New Brunswick should be focused on developing workforce skills rather than bringing companies and investments to the province, says the director of research at the Atlantic Institute for Market Studies.
And if that means workers wind up leaving the region for better jobs, so be it.
Regional development authorities should be eliminated since regional development strategies in Canada have failed to improve the economies of their target regions, said Don McIver, the author of a new report called Nova Scotians without Borders.
The main point of the report, that the focus should be on people rather than geography, applies to New Brunswick as well, McIver said in an interview Wednesday. Everything has to be judged on its own merit, but the objectives of an individual project that’s under consideration should be larger than just ‘will it create jobs in Neighbourhood X,'” McIver said.
“I would much prefer from an economic point of view, if governments would focus on making sure that people – no matter where they are – are given the maximum opportunity to enhance their economic worth through education, training and skills development,” McIver said.
“If at the conclusion of that, that means they have a better opportunity of finding work in that region, super. But if it turns out that, in fact, the skills they developed make them mobile to the degree that the opportunities they’re looking for are just not there – they’re somewhere else – those individuals are better served by that outcome.”
Everybody decries “brain drain” until their son or daughter gets a better job somewhere else, McIver said.

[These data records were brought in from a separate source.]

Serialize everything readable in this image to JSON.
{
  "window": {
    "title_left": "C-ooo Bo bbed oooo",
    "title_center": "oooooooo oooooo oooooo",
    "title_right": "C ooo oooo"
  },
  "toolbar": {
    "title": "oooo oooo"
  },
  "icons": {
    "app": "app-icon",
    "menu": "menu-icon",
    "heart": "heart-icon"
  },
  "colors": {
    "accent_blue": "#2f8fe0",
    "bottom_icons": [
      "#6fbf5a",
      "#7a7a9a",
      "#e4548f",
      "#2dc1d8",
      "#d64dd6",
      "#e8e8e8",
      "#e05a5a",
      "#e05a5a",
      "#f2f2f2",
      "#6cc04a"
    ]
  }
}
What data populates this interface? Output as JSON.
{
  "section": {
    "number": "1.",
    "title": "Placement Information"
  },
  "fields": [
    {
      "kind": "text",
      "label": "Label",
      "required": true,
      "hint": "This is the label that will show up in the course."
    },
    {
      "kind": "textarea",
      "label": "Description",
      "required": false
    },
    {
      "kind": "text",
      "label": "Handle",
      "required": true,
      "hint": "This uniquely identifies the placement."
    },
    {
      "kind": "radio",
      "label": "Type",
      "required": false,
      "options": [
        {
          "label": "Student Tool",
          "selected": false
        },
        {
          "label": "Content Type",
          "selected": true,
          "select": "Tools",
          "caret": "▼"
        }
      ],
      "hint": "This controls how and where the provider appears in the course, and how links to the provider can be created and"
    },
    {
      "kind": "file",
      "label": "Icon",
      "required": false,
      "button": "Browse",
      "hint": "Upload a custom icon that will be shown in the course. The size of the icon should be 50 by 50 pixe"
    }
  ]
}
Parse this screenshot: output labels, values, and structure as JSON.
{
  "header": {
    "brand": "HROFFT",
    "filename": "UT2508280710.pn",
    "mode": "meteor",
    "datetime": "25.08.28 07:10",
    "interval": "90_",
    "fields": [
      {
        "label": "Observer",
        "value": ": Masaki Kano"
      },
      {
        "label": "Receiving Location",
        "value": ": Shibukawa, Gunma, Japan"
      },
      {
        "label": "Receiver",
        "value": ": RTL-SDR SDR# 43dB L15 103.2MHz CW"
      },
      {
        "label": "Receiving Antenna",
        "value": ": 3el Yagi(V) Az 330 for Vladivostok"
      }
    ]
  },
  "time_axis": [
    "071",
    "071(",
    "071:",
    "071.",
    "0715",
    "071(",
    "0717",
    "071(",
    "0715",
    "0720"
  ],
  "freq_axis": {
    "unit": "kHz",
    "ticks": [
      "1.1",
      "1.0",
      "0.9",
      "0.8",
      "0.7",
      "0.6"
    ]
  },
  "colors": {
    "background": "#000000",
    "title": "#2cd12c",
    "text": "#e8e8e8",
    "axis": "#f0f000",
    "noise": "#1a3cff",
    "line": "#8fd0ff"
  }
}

The looming crisis – especially in Atlantic Canada – is one of labour shortage, not unemployment, McIver said in his report. Governments will have no need to create new jobs, he said, but there will be a need to make sure that the right people with the right skills are in the right place.
“What we should be concerned about is providing our citizens, whether they be in B.C., Nova Scotia or New Brunswick, with the maximum potential to get the most out of their lives,” McIver said.
However, national policies in Canada have historically favoured Ontario and Quebec, and Atlantic Canada needs regional development agencies such as the Atlantic Canada Opportunities Agency to help create opportunities here, said Donald Savoie, the Canada Research Chair in Public Administration and Governance at Université de Moncton.
“We have this tiny little voice called ACOA that speaks on behalf of Atlantic Canada, and we would want to kill it? I can’t agree with that,” Savoie said.
“ACOA is not without its problems, but compared with other federal agencies and departments, I give it a full mark.”
The argument that the province should be focusing on improving workforce skills rather than bringing jobs to the area is as old as regional economic development itself, Savoie said, and there’s no reason why one should exclude the other.
“If you want to talk about moving workers to jobs, look at national policies. That’s what it’s done for 140 years. It’s moved people to jobs in Ontario and Quebec,” Savoie said.
“I think (the Atlantic Institute for Market Studies) has been good for Atlantic Canada, but on this issue we part company in the most fundamental of ways.”